Sunday, July 20, 2008
Snyder, Robin Snyder...Ditko Squad
Great excuse to show one of the most brilliant Ditko covers of all time
I'm going to throw this open because I'm being pestered by Robin Snyder who keeps asking me odd Ditko-related questions but never gets right to the point.
I think he overestimates me, and perhaps because he himself has worked with Steve Ditko assumes that I to would think it pretty normal to just, maybe, drop him a line. I have to say Robin, when Neil Gaiman is almost paralysed with fear at the prospect of talking with Mister Ditko, you underestimate the esteem in which the great man is held if you think it would be that easy for me. So to clear things up, no, I have not spoken to Steve Ditko; I cannot speak to Steve Ditko: if Steve Ditko spoke to me, my heart would stop.
The matter that Robin is so exercised about is the Mister A story that appeared in Witzend that I have put on the blog here. Robin is of the opinion that it is a copyright matter. And that is where our opinions differ. Robin appears to believe that showing the publication here is tantamount to publishing the thing, or republishing it. I disagree.
The original post here, is clearly a post about Wally Wood's publication Witzend. Wally Wood's Witzend, as one of the commentators on the post pointed out, is an important self-published publication, that many people have never seen and have no knowledge of. It was published 30 years ago by Wood himself. I have posted almost, but not quite, all of the publication on my blog, including the entire Mister A story (not the only one on the www, by the way), from that Witzend, for the purpose of study.
Several things strike me, the copyright vested in the work relates to the work Witzend, in its entirety, it does not relate to individual stories and great though the Ditko story is, it is simply part of this copy of Witzend. Another issue may have had no Mister A adventure, or 4 two-page stories, or a written story. If it was necessary to obtain copyright, and I don't believe it is, the copyright would only need to be obtained from Wally Wood or his surviving representatives; not every contributor. Secondly, this is not the copy of Witzend in its entirety, it is part of the publication, so although all the pages of Mister A are on display, every page of the full publication is not. Thirdly, this is a little blog, and the piece is here for study under fair use and fourthly, if Steve Ditko asked me to move it; I'd probably do so anyway because I'm such a fanboy, the moment I recovered from shock.

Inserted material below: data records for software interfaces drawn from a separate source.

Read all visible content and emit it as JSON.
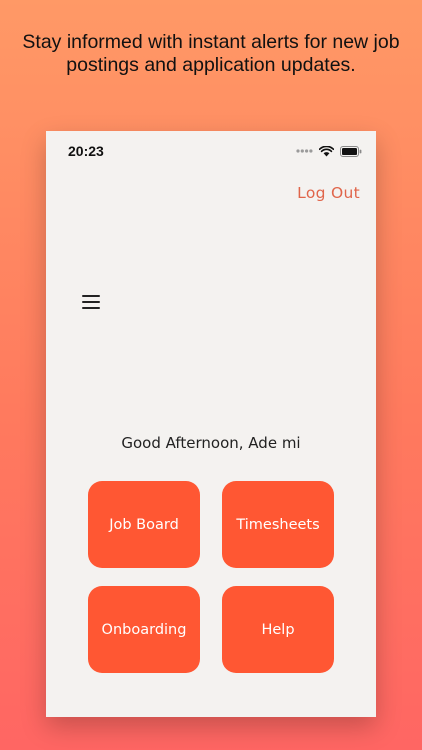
{
  "caption": "Stay informed with instant alerts for new job postings and application updates.",
  "status_bar": {
    "time": "20:23",
    "icons": [
      "signal-icon",
      "wifi-icon",
      "battery-icon"
    ]
  },
  "header": {
    "logout_label": "Log Out",
    "menu_icon": "hamburger-menu-icon"
  },
  "greeting": "Good Afternoon, Ade mi",
  "tiles": [
    {
      "label": "Job Board"
    },
    {
      "label": "Timesheets"
    },
    {
      "label": "Onboarding"
    },
    {
      "label": "Help"
    }
  ],
  "colors": {
    "background_top": "#FF9966",
    "background_bottom": "#FF6663",
    "screen": "#F4F2F0",
    "tile": "#FF5733",
    "tile_text": "#FFFFFF",
    "logout": "#E0654A"
  }
}
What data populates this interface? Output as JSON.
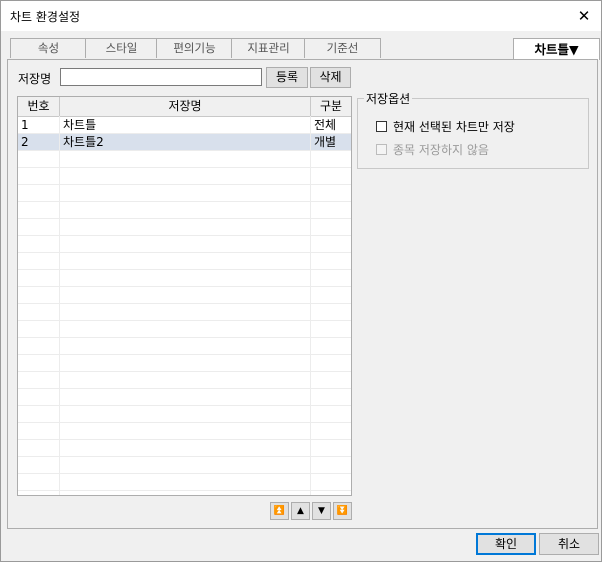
{
  "window": {
    "title": "차트 환경설정"
  },
  "tabs": [
    "속성",
    "스타일",
    "편의기능",
    "지표관리",
    "기준선"
  ],
  "active_tab": "차트틀▼",
  "save_name": {
    "label": "저장명",
    "value": "",
    "register_label": "등록",
    "delete_label": "삭제"
  },
  "table": {
    "headers": [
      "번호",
      "저장명",
      "구분"
    ],
    "rows": [
      {
        "no": "1",
        "name": "차트틀",
        "type": "전체",
        "selected": false
      },
      {
        "no": "2",
        "name": "차트틀2",
        "type": "개별",
        "selected": true
      }
    ]
  },
  "options": {
    "title": "저장옵션",
    "save_selected_only": "현재 선택된 차트만 저장",
    "no_save_symbol": "종목 저장하지 않음"
  },
  "nav_icons": [
    "move-top-icon",
    "move-up-icon",
    "move-down-icon",
    "move-bottom-icon"
  ],
  "footer": {
    "ok_label": "확인",
    "cancel_label": "취소"
  }
}
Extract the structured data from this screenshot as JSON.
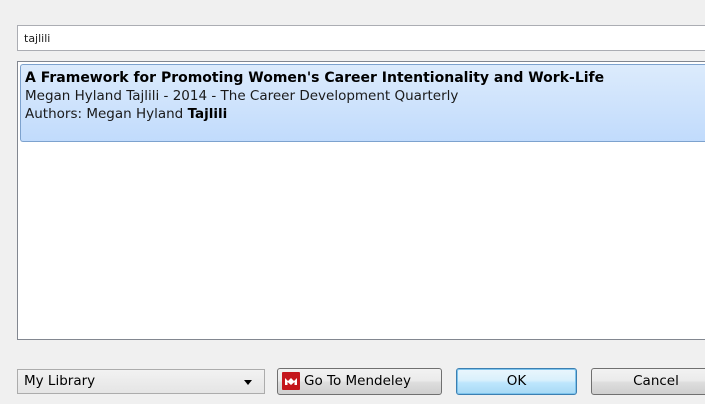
{
  "search": {
    "value": "tajlili"
  },
  "results": [
    {
      "title": "A Framework for Promoting Women's Career Intentionality and Work-Life",
      "meta": "Megan Hyland Tajlili - 2014 - The Career Development Quarterly",
      "authors_prefix": "Authors: Megan Hyland ",
      "authors_highlight": "Tajlili"
    }
  ],
  "footer": {
    "library_selected": "My Library",
    "go_to_mendeley_label": "Go To Mendeley",
    "ok_label": "OK",
    "cancel_label": "Cancel"
  },
  "colors": {
    "selection_bg": "#c1dbfc",
    "selection_border": "#7da2ce",
    "mendeley_logo": "#c4161c"
  },
  "icons": {
    "mendeley_logo": "mendeley-logo-icon",
    "dropdown": "chevron-down-icon"
  }
}
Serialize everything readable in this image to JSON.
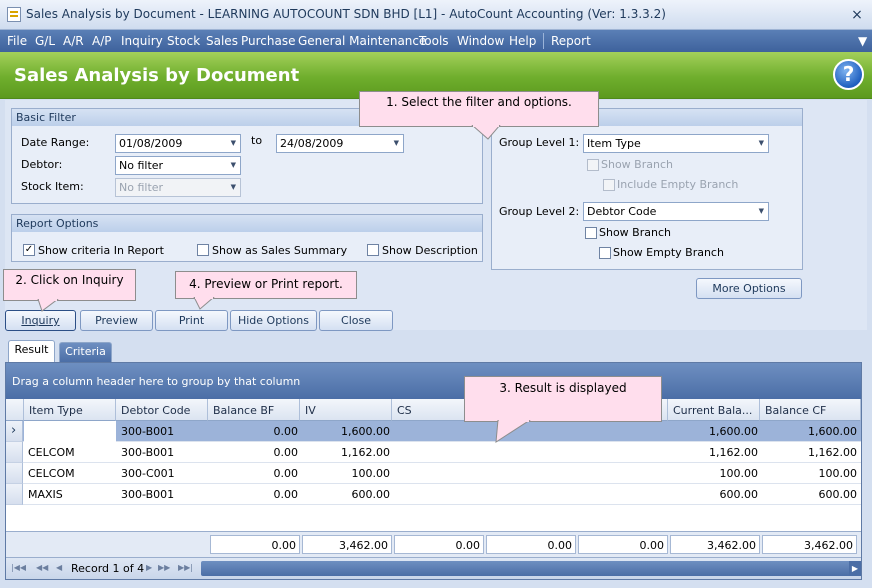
{
  "window": {
    "title": "Sales Analysis by Document - LEARNING AUTOCOUNT SDN BHD [L1] - AutoCount Accounting (Ver: 1.3.3.2)",
    "close": "×"
  },
  "menu": [
    "File",
    "G/L",
    "A/R",
    "A/P",
    "Inquiry",
    "Stock",
    "Sales",
    "Purchase",
    "General Maintenance",
    "Tools",
    "Window",
    "Help",
    "Report"
  ],
  "header": {
    "title": "Sales Analysis by Document",
    "help": "?"
  },
  "basic_filter": {
    "title": "Basic Filter",
    "date_range_label": "Date Range:",
    "date_from": "01/08/2009",
    "to_label": "to",
    "date_to": "24/08/2009",
    "debtor_label": "Debtor:",
    "debtor_value": "No filter",
    "stock_item_label": "Stock Item:",
    "stock_item_value": "No filter"
  },
  "report_options": {
    "title": "Report Options",
    "show_criteria": "Show criteria In Report",
    "show_sales_summary": "Show as Sales Summary",
    "show_description": "Show Description"
  },
  "grouping": {
    "group1_label": "Group Level 1:",
    "group1_value": "Item Type",
    "show_branch_1": "Show Branch",
    "include_empty_branch": "Include Empty Branch",
    "group2_label": "Group Level 2:",
    "group2_value": "Debtor Code",
    "show_branch_2": "Show Branch",
    "show_empty_branch": "Show Empty Branch"
  },
  "buttons": {
    "more_options": "More Options",
    "inquiry": "Inquiry",
    "preview": "Preview",
    "print": "Print",
    "hide_options": "Hide Options",
    "close": "Close"
  },
  "callouts": {
    "c1": "1. Select the filter and options.",
    "c2": "2. Click on Inquiry",
    "c3": "3. Result is displayed",
    "c4": "4. Preview or Print report."
  },
  "tabs": {
    "result": "Result",
    "criteria": "Criteria"
  },
  "grid": {
    "group_hint": "Drag a column header here to group by that column",
    "columns": [
      "Item Type",
      "Debtor Code",
      "Balance BF",
      "IV",
      "CS",
      "Current Bala...",
      "Balance CF"
    ],
    "rows": [
      {
        "item_type": "",
        "debtor": "300-B001",
        "bal_bf": "0.00",
        "iv": "1,600.00",
        "cur": "1,600.00",
        "bal_cf": "1,600.00"
      },
      {
        "item_type": "CELCOM",
        "debtor": "300-B001",
        "bal_bf": "0.00",
        "iv": "1,162.00",
        "cur": "1,162.00",
        "bal_cf": "1,162.00"
      },
      {
        "item_type": "CELCOM",
        "debtor": "300-C001",
        "bal_bf": "0.00",
        "iv": "100.00",
        "cur": "100.00",
        "bal_cf": "100.00"
      },
      {
        "item_type": "MAXIS",
        "debtor": "300-B001",
        "bal_bf": "0.00",
        "iv": "600.00",
        "cur": "600.00",
        "bal_cf": "600.00"
      }
    ],
    "totals": [
      "0.00",
      "3,462.00",
      "0.00",
      "0.00",
      "0.00",
      "3,462.00",
      "3,462.00"
    ],
    "record_label": "Record 1 of 4",
    "row_indicator": "›"
  },
  "colors": {
    "menu_bg": "#3e629c",
    "header_green": "#6fae2d",
    "callout_pink": "#ffdeed",
    "selected_row": "#9cb3d9"
  }
}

As far as I'm concerned, the thing meets the criteria of fair-use, and it is clearly on a blog where the practise of cartooning and the study of that craft is discussed and debated. I might be wrong, so I'm going to switch off the little button that allows me to stop you lot from telling me what you think (the nerve). If you have a view let me know.